* Given entries *
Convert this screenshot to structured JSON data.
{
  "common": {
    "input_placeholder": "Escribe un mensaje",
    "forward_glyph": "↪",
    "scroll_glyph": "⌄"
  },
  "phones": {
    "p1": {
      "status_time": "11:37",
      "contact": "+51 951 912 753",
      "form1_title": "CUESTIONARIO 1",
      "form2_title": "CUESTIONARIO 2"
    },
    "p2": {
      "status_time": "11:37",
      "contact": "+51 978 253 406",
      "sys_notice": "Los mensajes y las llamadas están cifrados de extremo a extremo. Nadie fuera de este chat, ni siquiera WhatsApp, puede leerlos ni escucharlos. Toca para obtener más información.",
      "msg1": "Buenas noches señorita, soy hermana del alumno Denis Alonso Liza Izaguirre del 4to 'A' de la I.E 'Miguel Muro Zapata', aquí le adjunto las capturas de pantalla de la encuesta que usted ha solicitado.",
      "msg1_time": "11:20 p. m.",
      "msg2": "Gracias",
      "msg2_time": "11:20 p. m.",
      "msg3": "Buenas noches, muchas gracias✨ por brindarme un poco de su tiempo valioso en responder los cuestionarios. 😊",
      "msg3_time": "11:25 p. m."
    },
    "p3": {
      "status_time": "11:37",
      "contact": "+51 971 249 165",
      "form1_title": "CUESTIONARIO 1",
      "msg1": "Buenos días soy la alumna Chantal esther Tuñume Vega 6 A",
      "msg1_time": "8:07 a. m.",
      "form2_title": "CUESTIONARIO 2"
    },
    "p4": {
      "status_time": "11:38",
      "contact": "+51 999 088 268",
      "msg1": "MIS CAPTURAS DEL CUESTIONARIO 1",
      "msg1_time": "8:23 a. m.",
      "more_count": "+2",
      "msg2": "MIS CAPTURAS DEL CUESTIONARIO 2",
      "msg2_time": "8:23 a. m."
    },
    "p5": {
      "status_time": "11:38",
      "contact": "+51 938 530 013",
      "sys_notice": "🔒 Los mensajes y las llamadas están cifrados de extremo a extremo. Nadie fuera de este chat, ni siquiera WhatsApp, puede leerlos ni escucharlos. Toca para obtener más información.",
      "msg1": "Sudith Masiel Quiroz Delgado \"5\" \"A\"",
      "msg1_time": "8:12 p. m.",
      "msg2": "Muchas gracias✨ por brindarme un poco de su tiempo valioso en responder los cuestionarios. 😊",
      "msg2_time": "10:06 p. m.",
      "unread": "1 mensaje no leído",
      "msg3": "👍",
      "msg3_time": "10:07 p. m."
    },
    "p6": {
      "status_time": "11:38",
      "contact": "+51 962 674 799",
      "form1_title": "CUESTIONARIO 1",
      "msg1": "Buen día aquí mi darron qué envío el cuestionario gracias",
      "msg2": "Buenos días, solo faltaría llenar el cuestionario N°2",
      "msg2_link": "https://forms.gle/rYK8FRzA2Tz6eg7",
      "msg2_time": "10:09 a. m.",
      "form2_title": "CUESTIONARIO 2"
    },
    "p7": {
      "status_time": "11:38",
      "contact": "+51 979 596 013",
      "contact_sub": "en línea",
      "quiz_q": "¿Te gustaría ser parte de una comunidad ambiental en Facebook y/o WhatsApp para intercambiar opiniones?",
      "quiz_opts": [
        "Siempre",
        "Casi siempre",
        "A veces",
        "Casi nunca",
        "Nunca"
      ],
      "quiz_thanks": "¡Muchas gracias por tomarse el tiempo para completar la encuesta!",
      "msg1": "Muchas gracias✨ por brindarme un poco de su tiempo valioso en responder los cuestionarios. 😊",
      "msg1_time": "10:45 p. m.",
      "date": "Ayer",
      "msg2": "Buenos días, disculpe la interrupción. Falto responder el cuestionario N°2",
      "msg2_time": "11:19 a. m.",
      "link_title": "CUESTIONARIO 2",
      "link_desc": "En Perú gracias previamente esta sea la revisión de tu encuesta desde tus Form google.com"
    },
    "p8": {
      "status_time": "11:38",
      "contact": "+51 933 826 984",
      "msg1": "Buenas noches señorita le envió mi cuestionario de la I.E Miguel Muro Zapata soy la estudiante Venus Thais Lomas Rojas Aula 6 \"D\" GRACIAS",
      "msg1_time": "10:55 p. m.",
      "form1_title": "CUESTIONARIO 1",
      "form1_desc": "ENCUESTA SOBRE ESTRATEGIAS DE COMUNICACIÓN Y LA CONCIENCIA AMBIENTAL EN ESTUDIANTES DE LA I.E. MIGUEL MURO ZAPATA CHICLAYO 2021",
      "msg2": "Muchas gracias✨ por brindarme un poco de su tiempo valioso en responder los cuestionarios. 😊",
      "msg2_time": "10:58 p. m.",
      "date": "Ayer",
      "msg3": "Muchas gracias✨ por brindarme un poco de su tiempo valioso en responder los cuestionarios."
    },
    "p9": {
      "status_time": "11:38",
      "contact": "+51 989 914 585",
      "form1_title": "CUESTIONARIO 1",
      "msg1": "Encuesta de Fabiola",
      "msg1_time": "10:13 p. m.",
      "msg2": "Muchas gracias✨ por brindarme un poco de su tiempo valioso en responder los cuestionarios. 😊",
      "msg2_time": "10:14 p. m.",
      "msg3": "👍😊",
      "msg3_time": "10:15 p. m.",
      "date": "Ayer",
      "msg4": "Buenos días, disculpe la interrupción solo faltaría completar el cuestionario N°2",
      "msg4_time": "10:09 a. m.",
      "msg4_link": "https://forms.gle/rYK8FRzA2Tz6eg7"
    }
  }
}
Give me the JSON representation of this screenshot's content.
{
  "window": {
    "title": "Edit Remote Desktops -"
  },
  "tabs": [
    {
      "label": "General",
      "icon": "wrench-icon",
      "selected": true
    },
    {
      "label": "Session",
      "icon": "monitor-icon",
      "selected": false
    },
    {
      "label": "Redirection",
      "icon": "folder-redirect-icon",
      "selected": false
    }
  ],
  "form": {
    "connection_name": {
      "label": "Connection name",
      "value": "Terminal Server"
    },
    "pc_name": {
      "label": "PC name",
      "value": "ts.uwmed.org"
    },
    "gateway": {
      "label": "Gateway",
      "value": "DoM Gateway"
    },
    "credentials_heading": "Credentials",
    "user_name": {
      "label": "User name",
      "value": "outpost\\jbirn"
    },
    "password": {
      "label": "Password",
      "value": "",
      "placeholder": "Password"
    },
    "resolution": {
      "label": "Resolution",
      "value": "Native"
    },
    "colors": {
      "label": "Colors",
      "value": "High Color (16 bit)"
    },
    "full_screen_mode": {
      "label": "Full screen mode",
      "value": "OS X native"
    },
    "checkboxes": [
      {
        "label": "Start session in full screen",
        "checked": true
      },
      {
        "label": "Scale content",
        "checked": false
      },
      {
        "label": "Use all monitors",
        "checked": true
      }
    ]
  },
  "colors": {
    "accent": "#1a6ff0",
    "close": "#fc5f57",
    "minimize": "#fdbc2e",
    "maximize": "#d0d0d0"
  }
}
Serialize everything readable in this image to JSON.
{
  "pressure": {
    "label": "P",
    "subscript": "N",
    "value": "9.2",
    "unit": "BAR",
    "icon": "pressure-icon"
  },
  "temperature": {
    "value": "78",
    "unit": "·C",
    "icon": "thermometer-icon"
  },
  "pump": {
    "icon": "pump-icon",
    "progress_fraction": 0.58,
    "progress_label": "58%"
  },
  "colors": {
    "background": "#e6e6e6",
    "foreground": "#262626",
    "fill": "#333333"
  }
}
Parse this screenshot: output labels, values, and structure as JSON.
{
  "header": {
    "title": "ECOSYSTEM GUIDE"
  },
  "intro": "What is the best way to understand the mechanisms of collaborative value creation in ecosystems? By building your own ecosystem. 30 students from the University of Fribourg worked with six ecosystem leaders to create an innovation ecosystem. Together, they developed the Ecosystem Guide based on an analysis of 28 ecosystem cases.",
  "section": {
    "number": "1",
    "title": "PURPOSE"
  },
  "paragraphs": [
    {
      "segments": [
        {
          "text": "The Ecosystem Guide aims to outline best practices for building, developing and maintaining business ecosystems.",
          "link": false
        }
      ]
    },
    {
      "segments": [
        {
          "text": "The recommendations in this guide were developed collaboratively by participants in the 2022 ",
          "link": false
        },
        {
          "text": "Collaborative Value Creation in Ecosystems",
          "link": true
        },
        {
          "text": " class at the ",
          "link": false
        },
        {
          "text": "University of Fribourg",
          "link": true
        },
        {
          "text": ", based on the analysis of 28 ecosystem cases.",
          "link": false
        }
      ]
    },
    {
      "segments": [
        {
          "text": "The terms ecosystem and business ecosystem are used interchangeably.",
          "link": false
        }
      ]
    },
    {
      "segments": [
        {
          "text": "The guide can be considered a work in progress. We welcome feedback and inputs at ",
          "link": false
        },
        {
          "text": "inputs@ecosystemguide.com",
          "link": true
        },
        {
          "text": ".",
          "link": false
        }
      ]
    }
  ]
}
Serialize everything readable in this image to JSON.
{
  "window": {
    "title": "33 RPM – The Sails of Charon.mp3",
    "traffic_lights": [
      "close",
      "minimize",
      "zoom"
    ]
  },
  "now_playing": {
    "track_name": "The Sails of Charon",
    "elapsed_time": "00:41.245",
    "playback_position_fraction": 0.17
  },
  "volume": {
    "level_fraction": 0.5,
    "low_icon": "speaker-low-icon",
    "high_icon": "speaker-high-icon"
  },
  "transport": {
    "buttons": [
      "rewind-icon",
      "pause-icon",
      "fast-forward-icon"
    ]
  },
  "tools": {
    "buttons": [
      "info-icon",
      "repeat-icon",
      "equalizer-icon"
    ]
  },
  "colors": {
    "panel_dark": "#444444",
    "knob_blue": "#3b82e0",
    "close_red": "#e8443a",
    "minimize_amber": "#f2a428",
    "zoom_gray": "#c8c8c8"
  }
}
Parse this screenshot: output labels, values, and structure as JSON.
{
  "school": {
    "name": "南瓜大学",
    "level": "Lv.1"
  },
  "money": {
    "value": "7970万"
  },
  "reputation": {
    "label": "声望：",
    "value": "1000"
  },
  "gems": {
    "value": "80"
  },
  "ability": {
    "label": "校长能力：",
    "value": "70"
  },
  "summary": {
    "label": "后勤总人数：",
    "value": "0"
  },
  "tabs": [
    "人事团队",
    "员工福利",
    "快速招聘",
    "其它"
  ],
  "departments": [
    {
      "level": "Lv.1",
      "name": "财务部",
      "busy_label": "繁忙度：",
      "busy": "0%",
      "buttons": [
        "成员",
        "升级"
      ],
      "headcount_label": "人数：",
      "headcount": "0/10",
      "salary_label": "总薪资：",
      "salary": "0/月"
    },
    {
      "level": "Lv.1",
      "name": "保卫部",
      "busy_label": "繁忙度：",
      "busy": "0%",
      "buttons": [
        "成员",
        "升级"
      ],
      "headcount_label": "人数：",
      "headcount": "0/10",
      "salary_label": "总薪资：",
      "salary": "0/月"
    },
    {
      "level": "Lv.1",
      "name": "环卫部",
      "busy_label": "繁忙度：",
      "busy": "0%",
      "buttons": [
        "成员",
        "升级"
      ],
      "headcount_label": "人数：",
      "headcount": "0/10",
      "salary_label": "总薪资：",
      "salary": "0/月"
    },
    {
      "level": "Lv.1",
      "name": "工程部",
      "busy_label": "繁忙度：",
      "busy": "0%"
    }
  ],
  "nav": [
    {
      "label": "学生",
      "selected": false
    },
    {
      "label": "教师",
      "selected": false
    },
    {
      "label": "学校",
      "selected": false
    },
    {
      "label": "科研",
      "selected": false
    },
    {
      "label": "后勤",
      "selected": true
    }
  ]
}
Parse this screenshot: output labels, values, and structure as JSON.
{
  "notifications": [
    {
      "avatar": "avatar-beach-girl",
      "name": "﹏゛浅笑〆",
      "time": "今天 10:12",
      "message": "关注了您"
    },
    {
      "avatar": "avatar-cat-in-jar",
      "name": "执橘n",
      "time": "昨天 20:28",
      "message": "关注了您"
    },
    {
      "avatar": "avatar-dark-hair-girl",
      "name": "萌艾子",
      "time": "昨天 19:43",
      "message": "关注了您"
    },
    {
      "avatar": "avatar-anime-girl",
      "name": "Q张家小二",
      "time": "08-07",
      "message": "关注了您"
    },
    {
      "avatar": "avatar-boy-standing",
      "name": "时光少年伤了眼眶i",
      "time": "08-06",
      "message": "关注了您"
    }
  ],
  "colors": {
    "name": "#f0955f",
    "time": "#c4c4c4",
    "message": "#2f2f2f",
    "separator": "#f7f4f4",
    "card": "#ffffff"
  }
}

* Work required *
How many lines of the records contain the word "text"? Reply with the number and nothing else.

* Output of the task *
10